I called 911 and sent Jared back to bed. I crouched on the pavement in the dark, holding Lucy’s sweet head until the nicest “little” policewoman came to my rescue. Shining her flashlight on Lucy, I saw that she was covered in blood. There was blood all around her, the driveway, the gate and the side of my house…oh sweet Lucy. “Little” Ms. Officer knew there was nothing she could do, so she called the fire department.
Are you seeing where this story is going? Picture this. It’s now about 11:50pm. It’s New Year’s Eve, I am in the dark, lying on the pavement, in my New Year's Eve attire, holding my large, furry, bloody dog’s head in my arms. I’m covered in blood and whispering, “ It’s okay, you’re going to be okay,” Up walked the most adorable young firemen (what they say about firemen is really true). They were strong, muscular and young enough to be my sons. They quickly assessed the situation and took no time in cutting the spindle of iron, prying my silly dog free.
Worried about all the blood, we brought Lucy inside, found the wound was just a small cut and all breathed a sigh of relief. My clock began chiming midnight as these sweet young (did I already say adorable) men, and the “little” policewoman all hugged one another. Thanking them profusely and wishing everyone a happy and safe new year, I closed the door and went to sit by my wounded little beast.
As I sat on the floor comforting Lucy, I understood I wasn’t so different from my old, furry, lovable and often times, rather dumb dog.
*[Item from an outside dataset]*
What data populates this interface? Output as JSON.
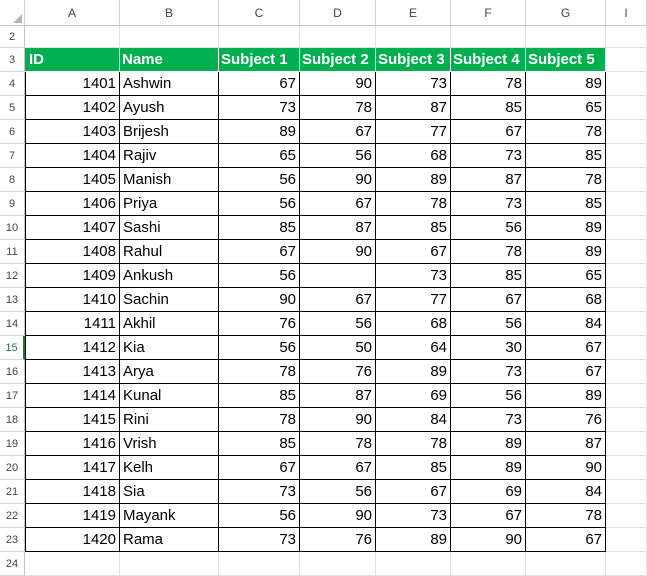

How many times have I been fearful and anxious, surrounded by the unfamiliar pops and booms that come with life? Much like Lucy, I have felt isolated, alone and scared. All I have wanted to do is run, trying to escape the safety of what I know best, what I love dearly but, choosing my own escape route, I have found myself stuck, calling for the help that was always present.
Reassuring Lucy that she wasn’t alone, she was safe, she was loved, I held her in my arms and tried to convey to her that even though I might be out of sight, I am never far away. It was then I heard that still soft voice whispering this same promise to me. “Janet, you are not alone, you are never alone, I am here for you. You are safe, you are loved and I will protect you, even to the ends of the earth.”
When will I learn that I never need to fear or try to escape life’s tough and scary times? When will I fully grasp that I have a merciful God who is full of grace and though, out of sight, is always ready to comfort and care for me?
It has taken the last four days for Lucy to fully heal. The first couple of days she didn’t move or eat. I’m sure she was sore and traumatized, but she’s one tough cookie and she seems back to normal today, tail wagging and wanting her belly scratched.
Life is full of lessons and of blessings and I was handed both this new year. I am blessed to believe in a God who whispers his promises to me when I am still enough to listen, to understand that He is always here to protect and guide me to safety and He loves me far more than I could ever imagine.
Oh, and a side note, who ever decided "Auld Lang Syne" was a good New Year’s Eve song? “Should old acquaintance be forgot and never brought to mind…” Malarkey, hokum, hogwash!
To each of you, dear friends, I have never and will never forget the roles you played in my life. I am thankful for my old acquaintances, for without you, my life would not be the same.
My prayer to each of you, is that you too may be able to hear the voice of a loving God whose steadfast promise is the same for you as it is for me.
For what it’s worth,
Matthew 28:20 “remember, I am with you always, even to the end of the world.”